▶ _Instructions to follow_:
In the data below, find every line with the word "number" and copy it out.

▶ _Data under study_:
....

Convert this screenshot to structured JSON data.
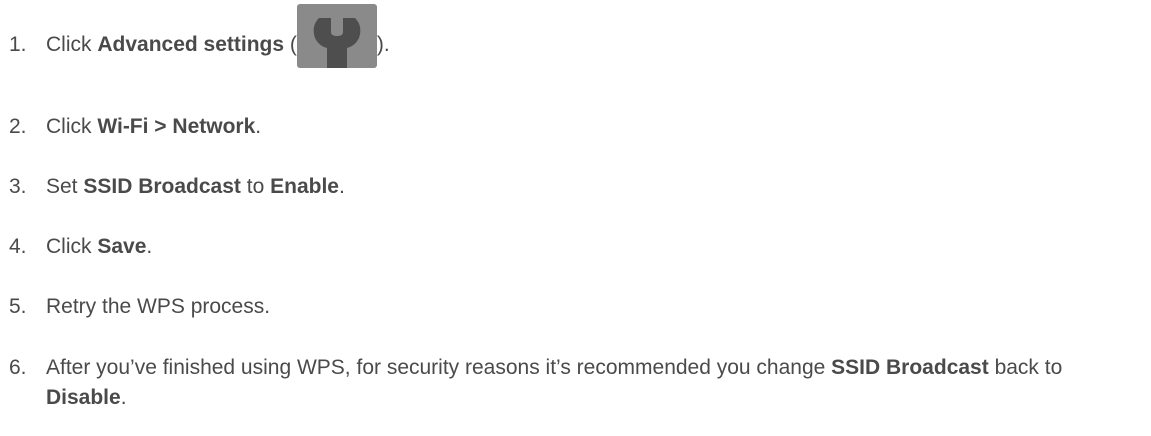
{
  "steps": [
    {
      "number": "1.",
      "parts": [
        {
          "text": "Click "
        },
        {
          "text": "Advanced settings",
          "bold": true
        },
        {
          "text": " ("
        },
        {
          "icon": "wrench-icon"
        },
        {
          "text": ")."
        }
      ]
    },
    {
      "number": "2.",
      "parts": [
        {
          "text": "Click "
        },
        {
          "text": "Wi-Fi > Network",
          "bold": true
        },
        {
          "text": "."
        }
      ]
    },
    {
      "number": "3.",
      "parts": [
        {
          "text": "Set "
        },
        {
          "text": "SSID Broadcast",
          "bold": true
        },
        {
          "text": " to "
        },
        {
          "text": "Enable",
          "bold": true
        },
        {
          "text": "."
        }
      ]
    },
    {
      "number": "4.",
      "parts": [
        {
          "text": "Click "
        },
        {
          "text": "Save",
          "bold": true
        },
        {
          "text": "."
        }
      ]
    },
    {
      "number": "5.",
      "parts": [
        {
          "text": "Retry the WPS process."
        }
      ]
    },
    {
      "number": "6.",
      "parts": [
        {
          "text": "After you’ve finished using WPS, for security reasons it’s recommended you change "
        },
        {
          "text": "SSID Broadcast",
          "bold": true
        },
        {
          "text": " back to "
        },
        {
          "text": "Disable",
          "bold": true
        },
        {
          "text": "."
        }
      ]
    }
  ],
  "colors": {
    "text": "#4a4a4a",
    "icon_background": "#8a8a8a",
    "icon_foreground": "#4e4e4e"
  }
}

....

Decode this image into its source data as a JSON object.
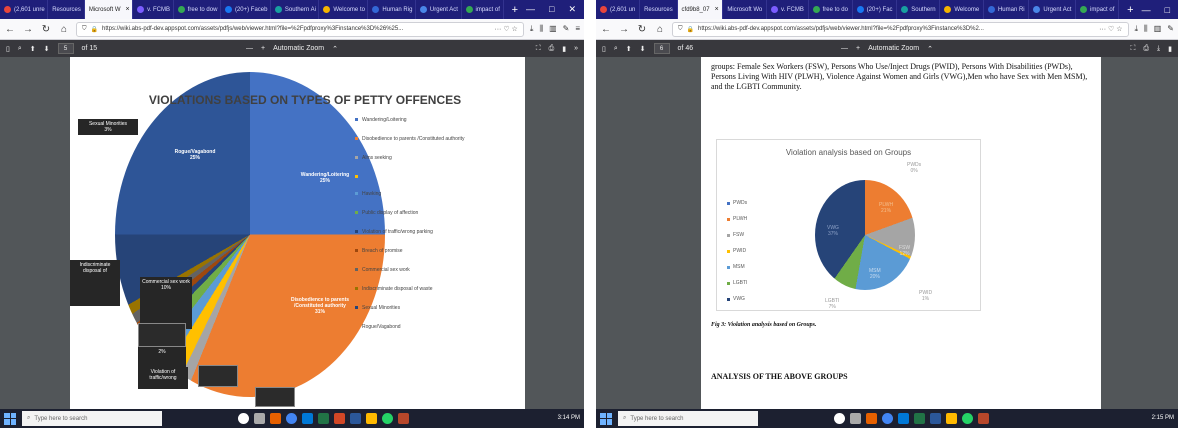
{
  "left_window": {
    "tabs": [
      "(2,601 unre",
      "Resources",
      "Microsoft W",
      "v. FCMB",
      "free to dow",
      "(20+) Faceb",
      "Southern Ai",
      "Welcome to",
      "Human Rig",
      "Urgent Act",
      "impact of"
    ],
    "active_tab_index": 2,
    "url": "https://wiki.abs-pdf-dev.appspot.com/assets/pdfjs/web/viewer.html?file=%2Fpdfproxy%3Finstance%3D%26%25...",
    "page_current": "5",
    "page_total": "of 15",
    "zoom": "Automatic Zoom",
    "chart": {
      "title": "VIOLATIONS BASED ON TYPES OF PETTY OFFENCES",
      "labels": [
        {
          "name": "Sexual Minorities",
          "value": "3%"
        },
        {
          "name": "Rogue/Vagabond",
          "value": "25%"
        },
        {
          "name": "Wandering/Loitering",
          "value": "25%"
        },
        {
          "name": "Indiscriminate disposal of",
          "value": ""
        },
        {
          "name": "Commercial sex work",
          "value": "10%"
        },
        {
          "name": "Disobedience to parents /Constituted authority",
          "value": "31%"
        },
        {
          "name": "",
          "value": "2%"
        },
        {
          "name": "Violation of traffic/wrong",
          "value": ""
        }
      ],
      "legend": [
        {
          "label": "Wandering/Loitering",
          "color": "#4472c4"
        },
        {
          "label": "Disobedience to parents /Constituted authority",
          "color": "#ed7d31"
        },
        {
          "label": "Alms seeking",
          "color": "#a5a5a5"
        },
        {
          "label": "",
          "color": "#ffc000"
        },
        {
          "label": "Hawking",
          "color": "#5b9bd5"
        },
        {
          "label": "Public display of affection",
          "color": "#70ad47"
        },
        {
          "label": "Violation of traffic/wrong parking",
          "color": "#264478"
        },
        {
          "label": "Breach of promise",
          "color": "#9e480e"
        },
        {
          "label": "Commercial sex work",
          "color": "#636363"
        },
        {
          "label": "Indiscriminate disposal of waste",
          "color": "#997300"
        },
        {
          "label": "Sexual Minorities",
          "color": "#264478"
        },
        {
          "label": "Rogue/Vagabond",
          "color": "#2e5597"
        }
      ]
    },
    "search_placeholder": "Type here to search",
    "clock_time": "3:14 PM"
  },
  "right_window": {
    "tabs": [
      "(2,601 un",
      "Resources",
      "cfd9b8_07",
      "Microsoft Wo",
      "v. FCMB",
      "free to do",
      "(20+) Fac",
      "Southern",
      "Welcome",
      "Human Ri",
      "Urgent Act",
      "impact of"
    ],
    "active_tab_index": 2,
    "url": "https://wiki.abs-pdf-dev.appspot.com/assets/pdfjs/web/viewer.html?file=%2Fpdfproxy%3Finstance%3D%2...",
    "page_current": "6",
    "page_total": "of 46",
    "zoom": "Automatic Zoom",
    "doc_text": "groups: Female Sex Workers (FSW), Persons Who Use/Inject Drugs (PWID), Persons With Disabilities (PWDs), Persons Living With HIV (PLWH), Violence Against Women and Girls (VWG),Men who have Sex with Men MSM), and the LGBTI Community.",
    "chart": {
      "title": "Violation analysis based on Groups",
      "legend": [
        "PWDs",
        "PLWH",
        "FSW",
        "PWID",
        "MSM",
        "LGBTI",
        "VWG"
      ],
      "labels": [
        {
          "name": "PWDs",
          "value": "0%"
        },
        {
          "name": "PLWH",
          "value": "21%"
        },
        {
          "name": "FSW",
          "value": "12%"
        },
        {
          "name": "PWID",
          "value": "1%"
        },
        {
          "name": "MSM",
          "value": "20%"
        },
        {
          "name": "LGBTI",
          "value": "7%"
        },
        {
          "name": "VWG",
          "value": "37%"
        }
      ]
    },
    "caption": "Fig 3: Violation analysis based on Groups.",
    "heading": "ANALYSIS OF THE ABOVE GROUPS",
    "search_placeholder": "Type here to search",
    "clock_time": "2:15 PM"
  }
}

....

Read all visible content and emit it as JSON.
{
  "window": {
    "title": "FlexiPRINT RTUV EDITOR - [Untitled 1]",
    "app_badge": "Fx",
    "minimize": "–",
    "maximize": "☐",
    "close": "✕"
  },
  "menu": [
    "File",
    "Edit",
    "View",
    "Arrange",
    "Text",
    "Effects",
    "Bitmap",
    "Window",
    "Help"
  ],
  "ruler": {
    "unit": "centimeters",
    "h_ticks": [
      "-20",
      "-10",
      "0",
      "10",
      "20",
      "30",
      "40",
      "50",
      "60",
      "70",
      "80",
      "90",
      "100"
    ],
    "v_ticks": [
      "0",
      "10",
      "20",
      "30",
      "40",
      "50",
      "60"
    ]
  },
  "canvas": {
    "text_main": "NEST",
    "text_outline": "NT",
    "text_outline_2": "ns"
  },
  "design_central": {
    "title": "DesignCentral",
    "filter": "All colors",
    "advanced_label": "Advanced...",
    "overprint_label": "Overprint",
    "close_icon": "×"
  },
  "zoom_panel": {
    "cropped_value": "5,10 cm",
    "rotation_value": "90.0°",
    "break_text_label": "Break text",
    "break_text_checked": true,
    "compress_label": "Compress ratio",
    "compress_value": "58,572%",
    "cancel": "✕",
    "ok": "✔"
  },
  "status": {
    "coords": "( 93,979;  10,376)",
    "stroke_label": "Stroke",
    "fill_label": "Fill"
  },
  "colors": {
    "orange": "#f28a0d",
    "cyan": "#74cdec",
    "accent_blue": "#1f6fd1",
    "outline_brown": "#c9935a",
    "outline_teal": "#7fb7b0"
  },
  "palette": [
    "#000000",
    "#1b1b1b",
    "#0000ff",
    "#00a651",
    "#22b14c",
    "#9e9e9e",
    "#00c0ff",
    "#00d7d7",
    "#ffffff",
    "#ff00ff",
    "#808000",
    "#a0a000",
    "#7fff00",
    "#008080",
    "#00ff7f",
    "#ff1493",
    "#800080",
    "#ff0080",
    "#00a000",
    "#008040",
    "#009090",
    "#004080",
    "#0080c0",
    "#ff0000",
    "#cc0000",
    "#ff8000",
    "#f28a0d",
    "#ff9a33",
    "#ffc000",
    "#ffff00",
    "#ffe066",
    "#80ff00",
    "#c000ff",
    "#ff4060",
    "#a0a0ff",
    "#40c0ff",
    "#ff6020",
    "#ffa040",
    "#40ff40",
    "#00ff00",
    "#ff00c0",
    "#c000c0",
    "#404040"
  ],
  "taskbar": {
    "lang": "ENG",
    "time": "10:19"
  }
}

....

▶ _Task result_:
      "number": "1.",
      "number": "2.",
      "number": "3.",
      "number": "4.",
      "number": "5.",
      "number": "6.",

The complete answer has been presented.